Learn To Shoot Manual
Your cameras Auto features will attempt to guess what the "best" exposure is in a given situation; it will quickly size up the scene by varying degrees of exposure in the image, from the darkest shadows to the brightest highlights based on a set of rules the camera must follow. The aperture, shutter speed and even sensor sensitivity is set before you've half-pressed the shutter to take that exposure. Your next shot moments later starts that process anew but not necessarily using the same exact aperture/shutter/ISO of that perfect shot before it. In that sense, Auto mode is very unpredictable.
A photographer has to visualize what the photo should look like, and Auto mode does not know what your mind's eye wants to see so it picks "best effort". It thinks (sort of) "well, I see lots of highlights in the majority of this image so I'll stop down to F16 and give it 1/125th /sec with ISO 160" or something like that. But if it does that, you will have tons of depth of field, your background will be extremely detailed, and your image might appear underexposed. Or it might suddenly do something else you don't intend. So shooting manual gives you predictability; you are in control and you learn to predict the resulting look of the image. Not all things look great "perfectly exposed". Drama is often well placed shadows, and manual gives you the control you need to underexpose, overexpose and set the depth of field where you want it. Auto can't do that!

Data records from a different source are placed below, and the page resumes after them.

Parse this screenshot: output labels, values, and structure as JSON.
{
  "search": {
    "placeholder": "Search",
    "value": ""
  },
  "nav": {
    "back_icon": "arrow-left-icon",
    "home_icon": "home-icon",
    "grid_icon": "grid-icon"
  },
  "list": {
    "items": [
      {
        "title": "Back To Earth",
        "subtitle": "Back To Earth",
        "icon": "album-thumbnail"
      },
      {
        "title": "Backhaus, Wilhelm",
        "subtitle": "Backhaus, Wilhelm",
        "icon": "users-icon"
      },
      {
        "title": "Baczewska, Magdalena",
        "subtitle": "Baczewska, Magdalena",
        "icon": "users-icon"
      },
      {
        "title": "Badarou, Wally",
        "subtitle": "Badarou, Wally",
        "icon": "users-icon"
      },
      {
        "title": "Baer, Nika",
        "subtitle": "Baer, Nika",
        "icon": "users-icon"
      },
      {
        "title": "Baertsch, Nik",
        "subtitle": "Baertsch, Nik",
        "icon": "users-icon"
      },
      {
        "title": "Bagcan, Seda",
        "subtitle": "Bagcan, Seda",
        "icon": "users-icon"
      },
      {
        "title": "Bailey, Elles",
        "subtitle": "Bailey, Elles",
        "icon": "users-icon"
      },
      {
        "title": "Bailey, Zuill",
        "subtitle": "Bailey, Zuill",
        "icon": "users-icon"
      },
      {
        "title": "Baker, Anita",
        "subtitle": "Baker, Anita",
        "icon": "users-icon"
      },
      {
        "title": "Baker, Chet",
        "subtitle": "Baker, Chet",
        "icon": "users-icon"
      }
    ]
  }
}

Here are some manual tips:
1. Shoot RAW if your camera allows this. You do not have the same latitude with jpg files later and usually the camera is doing some level of color adjusting, de-noise and other stuff that you can't undo without destroying the file. The awesome thing about digital versus film is it does not hurt to shoot and throw away. Also, you can look at the data for the camera settings and learn what worked, what didn't and explain why the image may be blurry or overexposed.

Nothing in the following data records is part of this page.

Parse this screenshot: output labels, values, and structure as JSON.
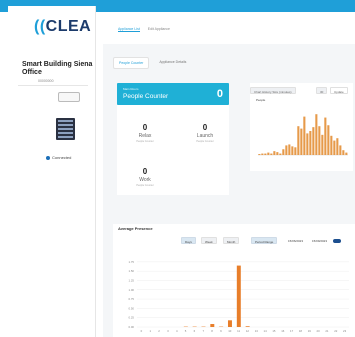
{
  "app": {
    "logo_text": "CLEA",
    "logo_prefix": "((",
    "site_name": "Smart Building Siena Office",
    "site_sub": "00000000",
    "status_label": "Connected",
    "accent_color": "#1f9fd8"
  },
  "nav": {
    "tabs": [
      {
        "label": "Appliances",
        "icon": "grid-icon",
        "active": true
      },
      {
        "label": "Clients",
        "icon": "grid-icon",
        "active": false
      },
      {
        "label": "Users",
        "icon": "user-icon",
        "active": false
      }
    ],
    "subtabs": [
      {
        "label": "Appliance List",
        "active": true
      },
      {
        "label": "Edit Appliance",
        "active": false
      }
    ]
  },
  "content_tabs": [
    {
      "label": "People Counter",
      "active": true
    },
    {
      "label": "Appliance Details",
      "active": false
    }
  ],
  "people_counter": {
    "small_label": "Main Room",
    "title": "People Counter",
    "value": "0",
    "counters": [
      {
        "value": "0",
        "label": "Relax",
        "sub": "People Counter"
      },
      {
        "value": "0",
        "label": "Launch",
        "sub": "People Counter"
      },
      {
        "value": "0",
        "label": "Work",
        "sub": "People Counter"
      }
    ]
  },
  "history_chart": {
    "button_label": "Chart History Size (minutes)",
    "size_value": "30",
    "update_label": "Update",
    "legend": "People"
  },
  "average_presence": {
    "title": "Average Presence",
    "buttons": [
      "Days",
      "Week",
      "Month",
      "Period Range"
    ],
    "selected_button": "Period Range",
    "date_from": "15/06/2023",
    "date_to": "15/09/2023"
  },
  "chart_data": [
    {
      "type": "bar",
      "x": [
        1,
        2,
        3,
        4,
        5,
        6,
        7,
        8,
        9,
        10,
        11,
        12,
        13,
        14,
        15,
        16,
        17,
        18,
        19,
        20,
        21,
        22,
        23,
        24,
        25,
        26,
        27,
        28,
        29,
        30
      ],
      "values": [
        0.02,
        0.03,
        0.03,
        0.05,
        0.03,
        0.08,
        0.06,
        0.03,
        0.12,
        0.2,
        0.22,
        0.18,
        0.16,
        0.6,
        0.55,
        0.8,
        0.45,
        0.5,
        0.58,
        0.85,
        0.6,
        0.42,
        0.78,
        0.62,
        0.4,
        0.3,
        0.35,
        0.2,
        0.1,
        0.05
      ],
      "ylim": [
        0,
        1
      ]
    },
    {
      "type": "bar",
      "categories": [
        "0",
        "1",
        "2",
        "3",
        "4",
        "5",
        "6",
        "7",
        "8",
        "9",
        "10",
        "11",
        "12",
        "13",
        "14",
        "15",
        "16",
        "17",
        "18",
        "19",
        "20",
        "21",
        "22",
        "23"
      ],
      "values": [
        0,
        0,
        0,
        0,
        0,
        0.01,
        0.01,
        0.01,
        0.08,
        0.01,
        0.18,
        1.65,
        0.02,
        0,
        0,
        0,
        0,
        0,
        0,
        0,
        0,
        0,
        0,
        0
      ],
      "ylim": [
        0,
        1.8
      ],
      "yticks": [
        "0.00",
        "0.25",
        "0.50",
        "0.75",
        "1.00",
        "1.25",
        "1.50",
        "1.75"
      ]
    }
  ]
}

2. Set to manual and refer to Tip #1 for hand holding shots or shooting moving targets
3. Use your camera's exposure meter. This is a tool that gives you some confidence that you are in the "ballpark" even before you click the shutter. Meter the "hot" (brightest areas" at your current settings and then meter the darkest areas. What is the difference between the two? Is it one stop, two stops or three? Sometimes splitting the difference is the easiest way to capture what you can and then adjust in Lightroom or other tool later. Refer to your camera's manual as to how to read your meter.
4. Since you are outdoors and are wanting to get the sky to be blue, try metering the sky of your scene which is the brightest. adjust your aperture until the sky is dead center exposure and back it off one fstop. Remember if it falls below the speed needed to hand-hold (tipg #1 again) then you have to push that shutter speed back up and adjust your aperture. Then meter your scene again on the sky and take your shot. You may find that now there are deep shadows on a person's face but a gorgeous blue sky. This is the perfect time to turn on that flash to fill those shadows in.

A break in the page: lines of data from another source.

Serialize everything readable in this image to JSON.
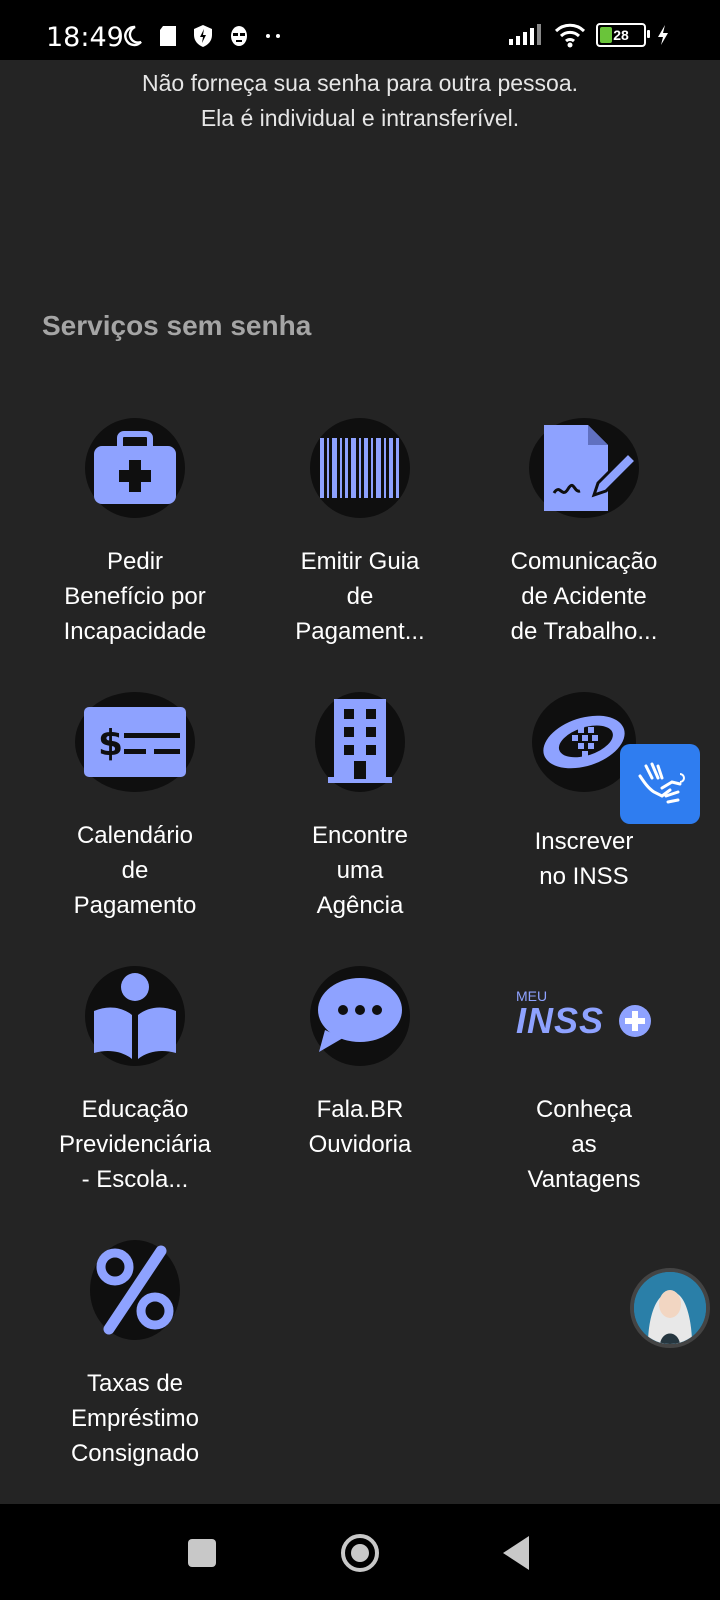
{
  "status": {
    "time": "18:49",
    "battery": "28"
  },
  "warning": {
    "line1": "Não forneça sua senha para outra pessoa.",
    "line2": "Ela é individual e intransferível."
  },
  "section_title": "Serviços sem senha",
  "tiles": [
    {
      "label_lines": [
        "Pedir",
        "Benefício por",
        "Incapacidade"
      ],
      "icon": "medical-kit-icon"
    },
    {
      "label_lines": [
        "Emitir Guia",
        "de",
        "Pagament..."
      ],
      "icon": "barcode-icon"
    },
    {
      "label_lines": [
        "Comunicação",
        "de Acidente",
        "de Trabalho..."
      ],
      "icon": "document-sign-icon"
    },
    {
      "label_lines": [
        "Calendário",
        "de",
        "Pagamento"
      ],
      "icon": "money-check-icon"
    },
    {
      "label_lines": [
        "Encontre",
        "uma",
        "Agência"
      ],
      "icon": "building-icon"
    },
    {
      "label_lines": [
        "Inscrever",
        "no INSS"
      ],
      "icon": "inss-logo-icon"
    },
    {
      "label_lines": [
        "Educação",
        "Previdenciária",
        "- Escola..."
      ],
      "icon": "education-icon"
    },
    {
      "label_lines": [
        "Fala.BR",
        "Ouvidoria"
      ],
      "icon": "chat-bubble-icon"
    },
    {
      "label_lines": [
        "Conheça",
        "as",
        "Vantagens"
      ],
      "icon": "meu-inss-plus-logo",
      "logo_small": "MEU",
      "logo_big": "INSS"
    },
    {
      "label_lines": [
        "Taxas de",
        "Empréstimo",
        "Consignado"
      ],
      "icon": "percent-icon"
    }
  ],
  "colors": {
    "accent": "#8ea2ff",
    "background": "#242424",
    "icon_circle": "#0f0f0f",
    "libras_button": "#2f7df0"
  }
}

5. Experiment with DOF (depth of field) and then exposure. Setup your own lab with bottles and cans. Find a wall or fence and set a series of bottles and cans a foot apart along the length of the wall (a table will do). Start by shooting the can nearest the camera from about five feet away, with your fstop set to its smallest aperture (f22 is common, some lenses go as high as f64). Meter and set the combination of shutter speed and aperture while increasing the aperture (smaller f-stop) between shots. What you will notice is there is a distinct relationship between the aperture and the shutter speed. Do another set only this time from the beginning adjust the shutter speed faster one click for each Do this until you have gotten to the largest aperture your lens has (f2.8 or whatever). Now compare the images in your editing program. What aperture made the most pleasing "blurry background"? If it was overexposed, shoot it again at that aperture and adjust the shutter speed until it has a proper exposure. Now you have your "sweet spot" for shooting at that distance, with that lens for that "look". This experiment can be done with just about any scenario where you are able to tell exactly what is in sharp focus or not, including people. Once you have figured out how the two settings reciprocate and how to expose for looks, i recommend you use a DOF calculator so you can plan your shots with different lenses easily. You can even get an app for your smartphone so you can do this anywhere. Check out dofmaster.com.
6. Don't give up. You will get the hang of it the more you do it. Resist the temptation to go back to Auto...master this first. Then work your way up to TV (Time Value mode) and AV (Aperture Value mode).
7. Experiment by deliberately underexposing; some of my best macro work is intentionally underexposed because it gives super saturated colors. I'll have another tip for brightening up selective areas in Lightroom in another Tip.
Learn these techniques and more with my "hands on" Photography Mentoring session.